• _Exercise instructions_: Every line of the data below is to be given again as it appears, with the images removed.

──────── Supplied material ────────

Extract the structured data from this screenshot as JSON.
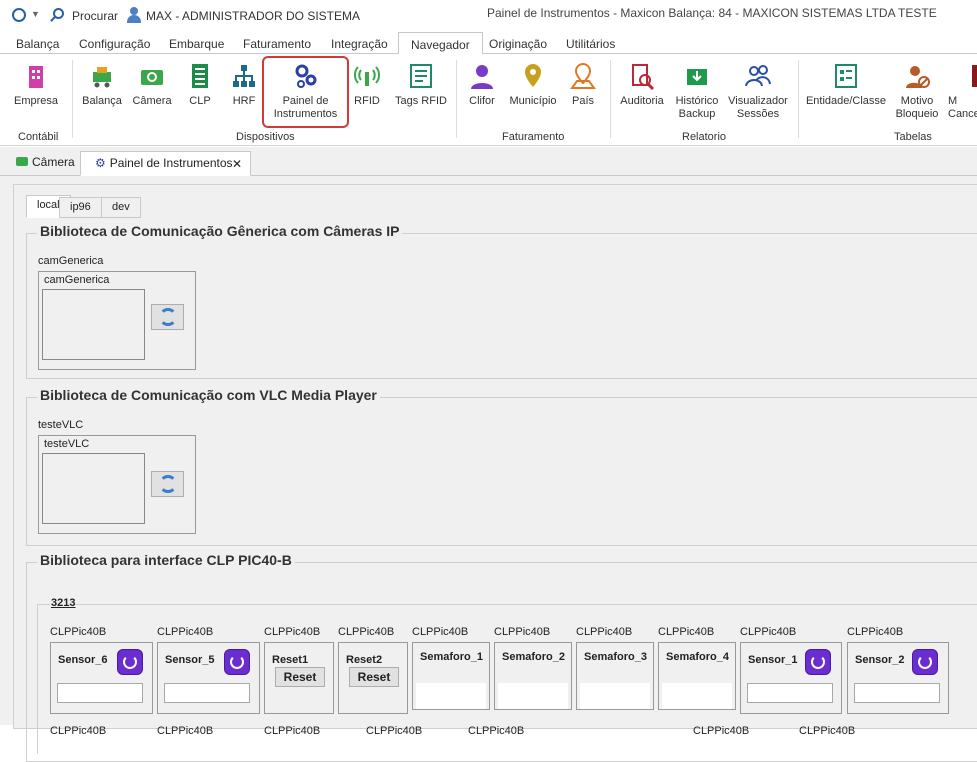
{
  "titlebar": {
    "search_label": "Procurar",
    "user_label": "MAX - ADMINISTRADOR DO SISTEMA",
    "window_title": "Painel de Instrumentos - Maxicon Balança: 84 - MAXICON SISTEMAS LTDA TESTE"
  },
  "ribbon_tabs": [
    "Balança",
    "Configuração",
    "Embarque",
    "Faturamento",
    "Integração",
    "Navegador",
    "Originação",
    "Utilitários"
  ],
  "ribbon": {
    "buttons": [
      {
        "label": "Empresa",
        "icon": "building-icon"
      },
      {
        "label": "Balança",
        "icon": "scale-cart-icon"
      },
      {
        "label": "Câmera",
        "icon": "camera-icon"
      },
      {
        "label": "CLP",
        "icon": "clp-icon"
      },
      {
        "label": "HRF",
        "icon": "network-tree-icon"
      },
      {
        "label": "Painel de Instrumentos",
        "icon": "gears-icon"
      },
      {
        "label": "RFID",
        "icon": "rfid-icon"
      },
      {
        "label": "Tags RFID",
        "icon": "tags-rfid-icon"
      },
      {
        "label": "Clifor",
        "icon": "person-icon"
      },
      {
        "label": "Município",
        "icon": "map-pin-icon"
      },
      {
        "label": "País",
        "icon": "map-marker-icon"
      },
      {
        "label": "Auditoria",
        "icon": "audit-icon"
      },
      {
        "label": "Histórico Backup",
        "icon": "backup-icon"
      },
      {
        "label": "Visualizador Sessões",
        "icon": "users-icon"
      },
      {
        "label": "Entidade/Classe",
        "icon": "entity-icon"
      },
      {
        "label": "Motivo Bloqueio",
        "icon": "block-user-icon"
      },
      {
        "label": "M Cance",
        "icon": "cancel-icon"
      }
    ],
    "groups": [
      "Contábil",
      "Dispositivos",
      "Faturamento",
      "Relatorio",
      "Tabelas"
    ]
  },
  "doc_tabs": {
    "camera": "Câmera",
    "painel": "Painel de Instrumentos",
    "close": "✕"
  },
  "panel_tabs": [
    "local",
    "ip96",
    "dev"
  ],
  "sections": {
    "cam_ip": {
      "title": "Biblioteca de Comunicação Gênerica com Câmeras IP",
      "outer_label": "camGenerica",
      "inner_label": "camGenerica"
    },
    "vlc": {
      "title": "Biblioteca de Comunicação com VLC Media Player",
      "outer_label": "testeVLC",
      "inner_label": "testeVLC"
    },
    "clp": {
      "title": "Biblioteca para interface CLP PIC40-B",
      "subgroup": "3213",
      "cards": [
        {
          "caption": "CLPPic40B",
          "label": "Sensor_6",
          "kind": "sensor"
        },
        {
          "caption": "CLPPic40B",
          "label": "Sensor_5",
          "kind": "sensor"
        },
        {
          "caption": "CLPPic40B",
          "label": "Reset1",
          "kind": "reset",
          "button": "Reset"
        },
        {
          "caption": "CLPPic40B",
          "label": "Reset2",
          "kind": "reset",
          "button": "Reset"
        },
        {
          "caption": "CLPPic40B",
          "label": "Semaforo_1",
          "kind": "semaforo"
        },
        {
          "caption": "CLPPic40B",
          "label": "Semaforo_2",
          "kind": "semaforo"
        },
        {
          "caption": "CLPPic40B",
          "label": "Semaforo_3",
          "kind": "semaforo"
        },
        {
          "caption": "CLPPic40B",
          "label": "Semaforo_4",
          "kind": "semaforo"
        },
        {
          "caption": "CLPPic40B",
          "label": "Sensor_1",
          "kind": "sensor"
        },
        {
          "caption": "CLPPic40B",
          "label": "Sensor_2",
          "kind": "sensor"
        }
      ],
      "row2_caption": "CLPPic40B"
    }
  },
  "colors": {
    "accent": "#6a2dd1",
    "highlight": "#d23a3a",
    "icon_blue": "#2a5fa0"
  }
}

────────

• _Task solution_:
Extract the structured data from this screenshot as JSON.
{
  "titlebar": {
    "search_label": "Procurar",
    "user_label": "MAX - ADMINISTRADOR DO SISTEMA",
    "window_title": "Painel de Instrumentos - Maxicon Balança: 84 - MAXICON SISTEMAS LTDA TESTE"
  },
  "ribbon_tabs": [
    "Balança",
    "Configuração",
    "Embarque",
    "Faturamento",
    "Integração",
    "Navegador",
    "Originação",
    "Utilitários"
  ],
  "ribbon": {
    "buttons": [
      {
        "label": "Empresa",
        "icon": "building-icon"
      },
      {
        "label": "Balança",
        "icon": "scale-cart-icon"
      },
      {
        "label": "Câmera",
        "icon": "camera-icon"
      },
      {
        "label": "CLP",
        "icon": "clp-icon"
      },
      {
        "label": "HRF",
        "icon": "network-tree-icon"
      },
      {
        "label": "Painel de Instrumentos",
        "icon": "gears-icon"
      },
      {
        "label": "RFID",
        "icon": "rfid-icon"
      },
      {
        "label": "Tags RFID",
        "icon": "tags-rfid-icon"
      },
      {
        "label": "Clifor",
        "icon": "person-icon"
      },
      {
        "label": "Município",
        "icon": "map-pin-icon"
      },
      {
        "label": "País",
        "icon": "map-marker-icon"
      },
      {
        "label": "Auditoria",
        "icon": "audit-icon"
      },
      {
        "label": "Histórico Backup",
        "icon": "backup-icon"
      },
      {
        "label": "Visualizador Sessões",
        "icon": "users-icon"
      },
      {
        "label": "Entidade/Classe",
        "icon": "entity-icon"
      },
      {
        "label": "Motivo Bloqueio",
        "icon": "block-user-icon"
      },
      {
        "label": "M Cance",
        "icon": "cancel-icon"
      }
    ],
    "groups": [
      "Contábil",
      "Dispositivos",
      "Faturamento",
      "Relatorio",
      "Tabelas"
    ]
  },
  "doc_tabs": {
    "camera": "Câmera",
    "painel": "Painel de Instrumentos",
    "close": "✕"
  },
  "panel_tabs": [
    "local",
    "ip96",
    "dev"
  ],
  "sections": {
    "cam_ip": {
      "title": "Biblioteca de Comunicação Gênerica com Câmeras IP",
      "outer_label": "camGenerica",
      "inner_label": "camGenerica"
    },
    "vlc": {
      "title": "Biblioteca de Comunicação com VLC Media Player",
      "outer_label": "testeVLC",
      "inner_label": "testeVLC"
    },
    "clp": {
      "title": "Biblioteca para interface CLP PIC40-B",
      "subgroup": "3213",
      "cards": [
        {
          "caption": "CLPPic40B",
          "label": "Sensor_6",
          "kind": "sensor"
        },
        {
          "caption": "CLPPic40B",
          "label": "Sensor_5",
          "kind": "sensor"
        },
        {
          "caption": "CLPPic40B",
          "label": "Reset1",
          "kind": "reset",
          "button": "Reset"
        },
        {
          "caption": "CLPPic40B",
          "label": "Reset2",
          "kind": "reset",
          "button": "Reset"
        },
        {
          "caption": "CLPPic40B",
          "label": "Semaforo_1",
          "kind": "semaforo"
        },
        {
          "caption": "CLPPic40B",
          "label": "Semaforo_2",
          "kind": "semaforo"
        },
        {
          "caption": "CLPPic40B",
          "label": "Semaforo_3",
          "kind": "semaforo"
        },
        {
          "caption": "CLPPic40B",
          "label": "Semaforo_4",
          "kind": "semaforo"
        },
        {
          "caption": "CLPPic40B",
          "label": "Sensor_1",
          "kind": "sensor"
        },
        {
          "caption": "CLPPic40B",
          "label": "Sensor_2",
          "kind": "sensor"
        }
      ],
      "row2_caption": "CLPPic40B"
    }
  },
  "colors": {
    "accent": "#6a2dd1",
    "highlight": "#d23a3a",
    "icon_blue": "#2a5fa0"
  }
}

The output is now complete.